Continued from Part 8

New to this project: Start with Part 1

Part 9: An Act of Creation

We have a star, now it’s time for our planet to be born.

As you’ll recall, knowing just when in the planet’s life your story occurs is very important.  If you are tracing the beginning of life on this world (whether it be by divine touch, evolution, colonization or alien interference, the current state of the world is important.

Choosing the terrain features for your planet is predicated on two things: the needs of your story-line, and the basic rules of physics.  For example, if your world is heavy with volcanic activity, it is unlikely to have a clear and friendly sky.

One common practice of new writers is to pattern their world to be exactly like our current home, the Earth.  While this removes the need to work out the look, feel, structure of your new planet, it does force you into specific models.

Time to decide.  Planet Checklist:

Will your planet have:

  • Mountains?
    • If so, tall and sharp or,
    • shorter and rounded?
    • Will there be passes over them, or
    • Will they be an impassable barrier for your early inhabitants?
  • Forests?  A common feature in Adventure and Journey stories, will your forest(s) be:
    • Large or small?
    • Friendly or dangerous?
    • Inhabited by demons, hostile tribes, fierce beasts?
    • A barrier to your characters?
  • Oceansare useful as a nautical history lends itself to the eventual concept of space exploration
    • Will your oceans cover more of the surface of your planet than land masses?
    • Will you have “inland-seas”?
    • Will you have participating characters that live in or under the water?
    • Will your oceans provide water for drinking or agriculture?
    • Will your oceans be a substantial provider of food?
  • Deserts: Will your world have deserts?
    • Will your deserts be small and many?
    • Will your deserts be large and few?
    • Will your world be all desert?  (If so, where do your inhabitants get their water?)
    • What kind of creatures live in your deserts, and how do they interact with your main characters?
  • Sky: What color is your sky? (This is tricky)
    • What color is your sky?  Sky color is determined by type and thickness of atmosphere, color of the sun, and potentially the type and quality of the eye of the beholder.
    • As with all components of your story, you are only restricted if your story is hard science fiction.  But be prepared to defend your choice of sky color if you stray from blue, green, yellow, amber or near-black unless you’re writing fantasy or can otherwise explain your choice.
    • Does your sky (atmosphere) support life?  Are there birds or other creatures living in the atmosphere?

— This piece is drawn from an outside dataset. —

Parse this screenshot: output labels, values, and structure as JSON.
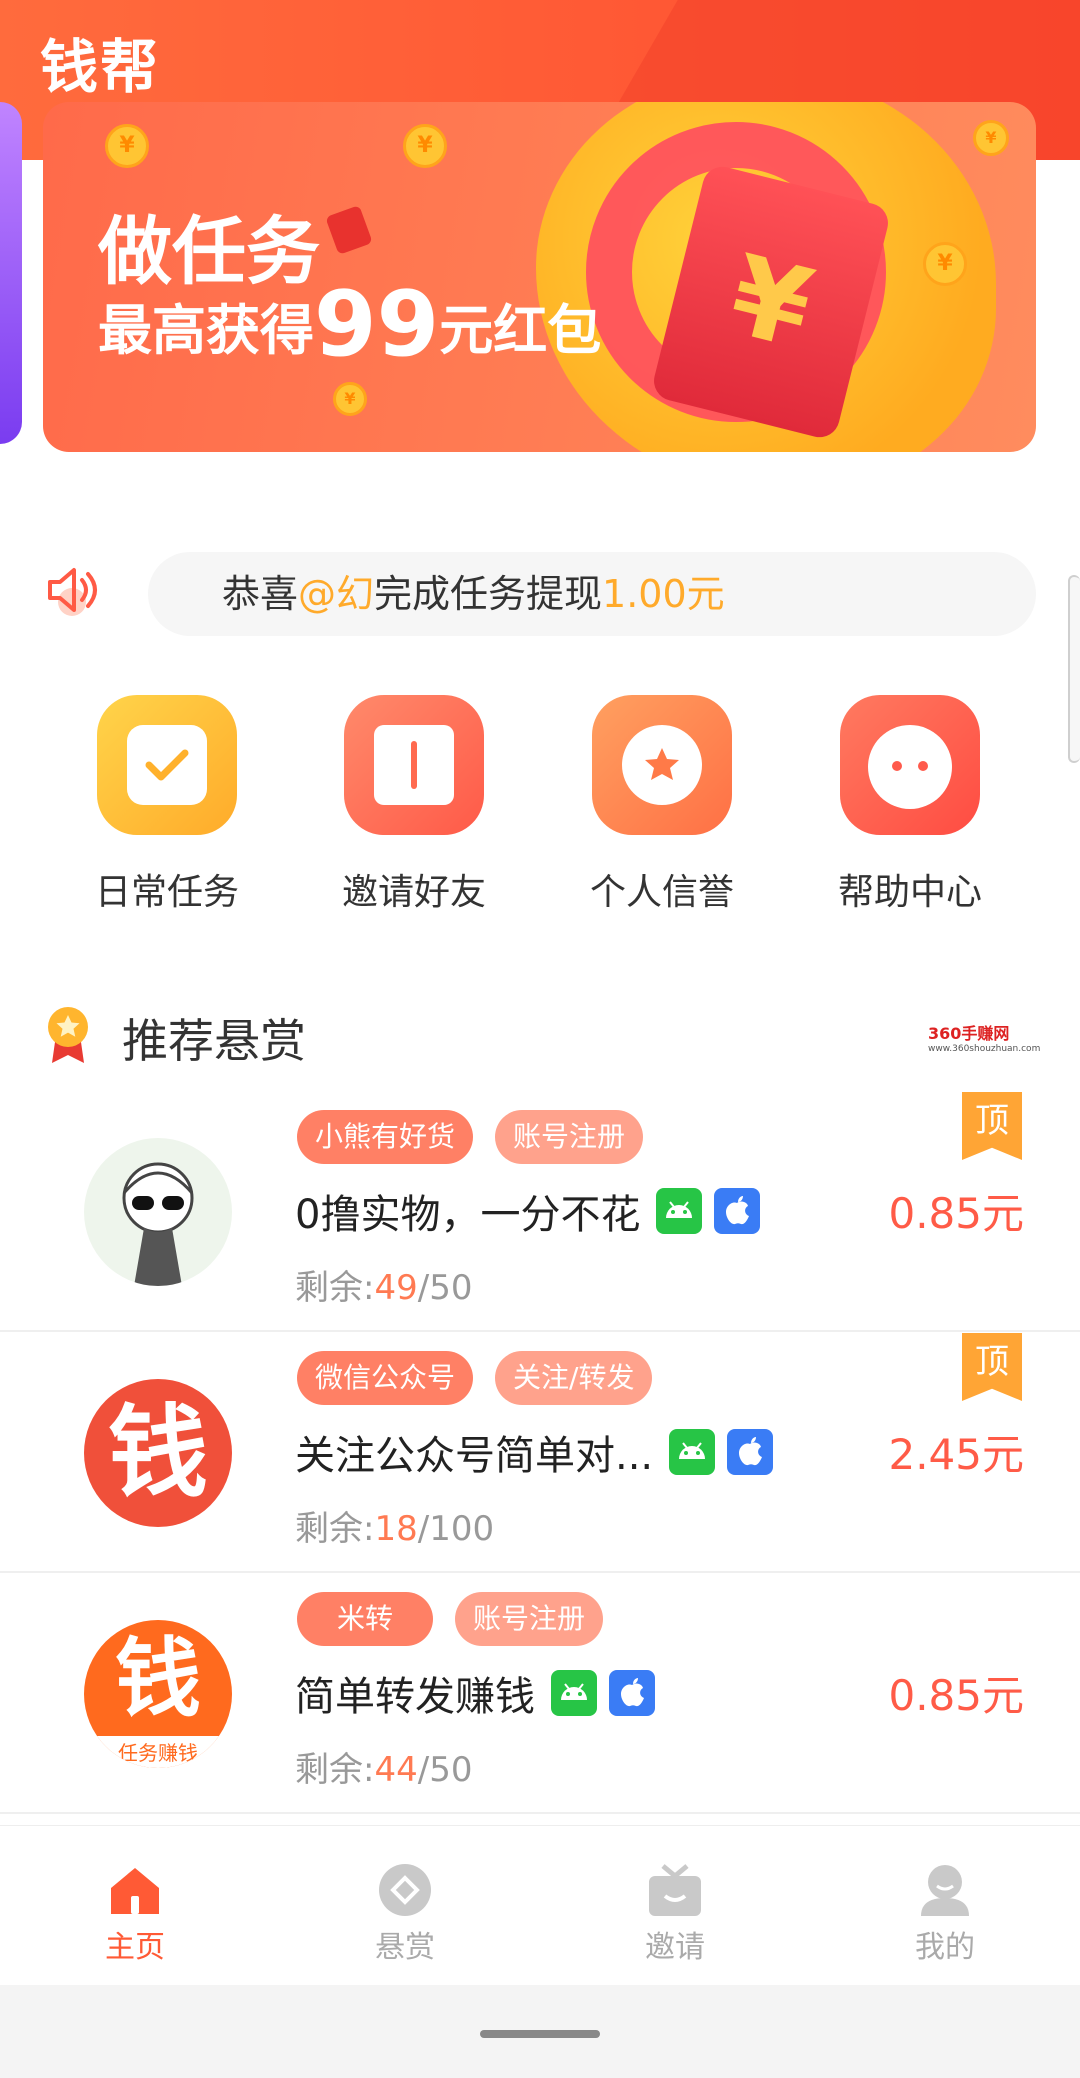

A common error with first-time world-makers (I did this myself the first time I tried) is to only dream up those parts of a world you want to write about.  Even if you don’t use all the components you create in your story, knowing them helps make the world real for you.

Continued in Part 10